The President and I are looking forward very much to our meeting with President Asad. He is one of the key figures, of course, in the Middle East and in the solving of the Middle East question. We have had the opportunity to meet with most of the other Arab leaders, but this will be our first meeting with him, at least the President's first meeting with him.

His views are going to be extremely important in the development of our final views with respect to the proposals which we may choose to make in connection with the settlement of the Middle East question.

I met with Foreign Minister Allon on my last Middle East trip. A good deal has happened since that time, and we have had these meetings with the other Arab leaders during that period. Therefore, I thought it was time for us to meet again, where I could review with him what had come out of the conversations with the other Arab leaders and get the latest thinking of the Israelis on the Middle East question.

Q. Mr. Secretary?


SECRETARY VANCE. One or two more questions.

Q. Excuse me; one follow-up. You did mention the trade surplus of Japan to the European Economic Community, but was it resolved? Did Japan make any overtures at reducing trade surplus and helping these economic deficits in Europe?

SECRETARY BLUMENTHAL. Japan, along with the other countries, committed itself to meet its growth targets and to meet its targets that had previously stated. And it did accept the notion that the strong countries must make a particular effort so that the surpluses in the world can be taken care of. So, in that sense, the Japanese took full cognizance of their position and promised to act accordingly.
SECRETARY VANCE. One final question.
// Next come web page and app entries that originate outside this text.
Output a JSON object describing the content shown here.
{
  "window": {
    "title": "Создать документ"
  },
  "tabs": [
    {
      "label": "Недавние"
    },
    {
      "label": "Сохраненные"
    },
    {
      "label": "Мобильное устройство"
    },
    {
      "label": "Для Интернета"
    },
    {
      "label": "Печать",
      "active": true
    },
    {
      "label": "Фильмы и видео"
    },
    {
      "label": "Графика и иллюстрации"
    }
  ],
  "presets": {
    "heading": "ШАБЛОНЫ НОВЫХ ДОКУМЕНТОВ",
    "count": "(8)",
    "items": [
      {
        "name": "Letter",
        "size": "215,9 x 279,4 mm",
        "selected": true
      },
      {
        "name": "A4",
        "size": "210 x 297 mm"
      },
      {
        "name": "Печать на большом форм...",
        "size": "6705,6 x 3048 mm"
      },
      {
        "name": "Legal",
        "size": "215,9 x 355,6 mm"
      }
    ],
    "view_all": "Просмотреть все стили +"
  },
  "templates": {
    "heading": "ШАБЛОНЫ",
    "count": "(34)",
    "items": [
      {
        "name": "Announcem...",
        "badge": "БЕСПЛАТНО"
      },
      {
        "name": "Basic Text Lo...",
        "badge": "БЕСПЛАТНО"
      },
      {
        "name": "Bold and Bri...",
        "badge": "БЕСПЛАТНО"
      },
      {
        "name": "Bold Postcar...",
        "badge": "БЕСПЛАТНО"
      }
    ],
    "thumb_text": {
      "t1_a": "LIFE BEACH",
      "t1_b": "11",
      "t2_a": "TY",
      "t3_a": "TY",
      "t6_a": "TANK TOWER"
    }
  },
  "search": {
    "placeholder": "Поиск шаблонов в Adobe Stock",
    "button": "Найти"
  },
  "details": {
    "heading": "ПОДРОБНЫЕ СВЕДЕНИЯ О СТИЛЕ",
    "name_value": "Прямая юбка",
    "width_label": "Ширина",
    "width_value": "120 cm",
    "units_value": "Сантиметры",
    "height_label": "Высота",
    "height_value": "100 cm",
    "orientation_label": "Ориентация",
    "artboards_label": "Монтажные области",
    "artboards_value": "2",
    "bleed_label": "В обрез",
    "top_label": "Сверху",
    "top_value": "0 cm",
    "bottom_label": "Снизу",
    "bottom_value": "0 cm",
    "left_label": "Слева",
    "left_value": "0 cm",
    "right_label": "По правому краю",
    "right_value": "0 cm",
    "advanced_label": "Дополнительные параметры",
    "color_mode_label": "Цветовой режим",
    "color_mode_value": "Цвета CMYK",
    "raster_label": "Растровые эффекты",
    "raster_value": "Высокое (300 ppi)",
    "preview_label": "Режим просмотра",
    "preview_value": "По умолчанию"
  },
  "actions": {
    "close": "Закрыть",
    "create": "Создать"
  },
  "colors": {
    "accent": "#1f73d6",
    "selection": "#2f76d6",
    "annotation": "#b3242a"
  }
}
Q. Is the United States willing to modify its nuclear policy if the result of the 2-month study should request, and especially in terms of the condition, or requirement, of the approval for doing the reprocessing in foreign countries--or do you know if the United States expects to store the nuclear waste inside the United States in the future?
SECRETARY VANCE. The 2-month study will be a preliminary analysis, as I indicated, which will develop the terms of reference for the longer study which will go into the kinds of question which you are talking about. Of course, what comes out of that will be very important, not only to the United States in determining what its policy should be in the future, but to all the other participants who will be involved in it.
Thanks very much.

Note: The news conference began at 8:20 p.m. in the press center at the Churchill Hotel, London.

Jimmy Carter, News Conference by the Secretary of State and the Secretary of the Treasury at the International Economic Summit Meeting in London Online by Gerhard Peters and John T. Woolley, The American Presidency Project https://www.presidency.ucsb.edu/node/244135

Filed Under



United Kingdom

Simple Search of Our Archives